And don’t even ask me what they want to do to our beloved $10 rose. I can’t even link to it. It’s too horrible.

Hence a visit with John Cleese, one of the funniest men in the world and particularly spot on about wine in his video, “Wine for the Confused.” To hear Cleese use the words rubbish, nonsense and wine snobbery in the same sentence, and in the voice that has been skewing pretension since Monty Python, is enough to make me want to type again. Or at least to plow through all of those news releases.

Video courtesy of RockBandito via YouTube.

More on John Cleese and wine:
The John Cleese/Fawlty Towers Guide to restaurant wine service
Follow-up: The John CleeseFawlty Towers Guide to restaurant wine service

Bic lighters, wine corks, and screwcaps

How quaint: Let’s use a lighter to push open a wine cork

Those of you holding out, who still think wine must have a cork closure, should watch the entire 1:46 of this video to be reminded that wine corks are 19th century technology.

Yes, it’s a neat party trick. But that’s what people used to say about wearing a lampshade, and we don’t do that anymore, do we? And, sadly, I have encountered more than one bottle over the years where the cork was pushed up like that and no one took a lighter to it. That’s called sitting in a hot warehouse.

A wine closure, like any other food seal, should be easy to use and safe for both the product and the consumer. None of which, as the brave fellow here demonstrates, applies to corks. Only wine would make the product so complicated that it discourages people from buying it – and let’s not forget that the gadget used to open the wine can cost more than the wine itself.

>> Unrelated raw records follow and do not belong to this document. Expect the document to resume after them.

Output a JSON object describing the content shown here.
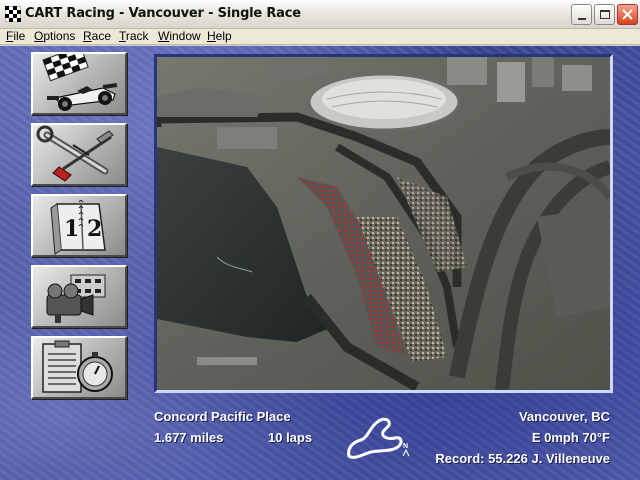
{
  "window": {
    "title": "CART Racing - Vancouver - Single Race"
  },
  "menu": {
    "items": [
      {
        "label": "File",
        "key": "F"
      },
      {
        "label": "Options",
        "key": "O"
      },
      {
        "label": "Race",
        "key": "R"
      },
      {
        "label": "Track",
        "key": "T"
      },
      {
        "label": "Window",
        "key": "W"
      },
      {
        "label": "Help",
        "key": "H"
      }
    ]
  },
  "toolbar": {
    "buttons": [
      {
        "id": "race-car",
        "icon": "race-car-checkered-flag-icon"
      },
      {
        "id": "garage",
        "icon": "wrench-screwdriver-icon"
      },
      {
        "id": "schedule",
        "icon": "calendar-book-icon"
      },
      {
        "id": "replay",
        "icon": "video-camera-film-icon"
      },
      {
        "id": "results",
        "icon": "clipboard-stopwatch-icon"
      }
    ]
  },
  "track": {
    "name": "Concord Pacific Place",
    "length": "1.677 miles",
    "laps": "10 laps",
    "location": "Vancouver, BC",
    "weather": "E 0mph  70°F",
    "record": "Record: 55.226 J. Villeneuve",
    "map_icon": "track-outline-map-icon",
    "north_label": "N"
  },
  "colors": {
    "background_blue": "#3c4797",
    "info_text": "#ffffff"
  }
}
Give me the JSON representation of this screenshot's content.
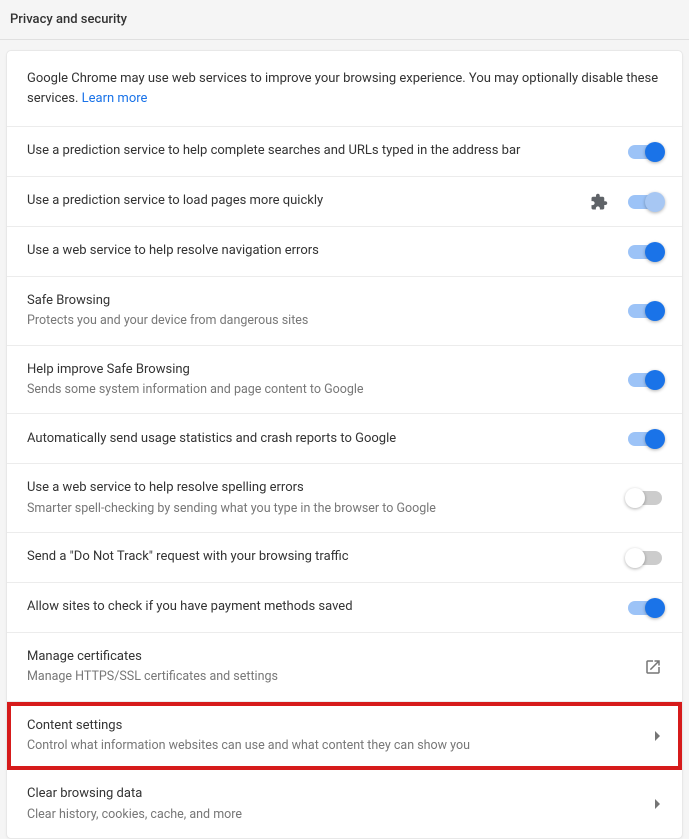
{
  "header": {
    "title": "Privacy and security"
  },
  "intro": {
    "text": "Google Chrome may use web services to improve your browsing experience. You may optionally disable these services. ",
    "link": "Learn more"
  },
  "rows": [
    {
      "title": "Use a prediction service to help complete searches and URLs typed in the address bar",
      "sub": "",
      "control": "toggle",
      "state": "on"
    },
    {
      "title": "Use a prediction service to load pages more quickly",
      "sub": "",
      "control": "toggle-ext",
      "state": "on-dim"
    },
    {
      "title": "Use a web service to help resolve navigation errors",
      "sub": "",
      "control": "toggle",
      "state": "on"
    },
    {
      "title": "Safe Browsing",
      "sub": "Protects you and your device from dangerous sites",
      "control": "toggle",
      "state": "on"
    },
    {
      "title": "Help improve Safe Browsing",
      "sub": "Sends some system information and page content to Google",
      "control": "toggle",
      "state": "on"
    },
    {
      "title": "Automatically send usage statistics and crash reports to Google",
      "sub": "",
      "control": "toggle",
      "state": "on"
    },
    {
      "title": "Use a web service to help resolve spelling errors",
      "sub": "Smarter spell-checking by sending what you type in the browser to Google",
      "control": "toggle",
      "state": "off"
    },
    {
      "title": "Send a \"Do Not Track\" request with your browsing traffic",
      "sub": "",
      "control": "toggle",
      "state": "off"
    },
    {
      "title": "Allow sites to check if you have payment methods saved",
      "sub": "",
      "control": "toggle",
      "state": "on"
    },
    {
      "title": "Manage certificates",
      "sub": "Manage HTTPS/SSL certificates and settings",
      "control": "external",
      "state": ""
    },
    {
      "title": "Content settings",
      "sub": "Control what information websites can use and what content they can show you",
      "control": "arrow",
      "state": "",
      "highlight": true
    },
    {
      "title": "Clear browsing data",
      "sub": "Clear history, cookies, cache, and more",
      "control": "arrow",
      "state": ""
    }
  ]
}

In other words, when’s the last time you needed a corkscrew to open a bottle of ketchup?

Video courtesy of Hacker 007 via Youtube, using a Creative Commons license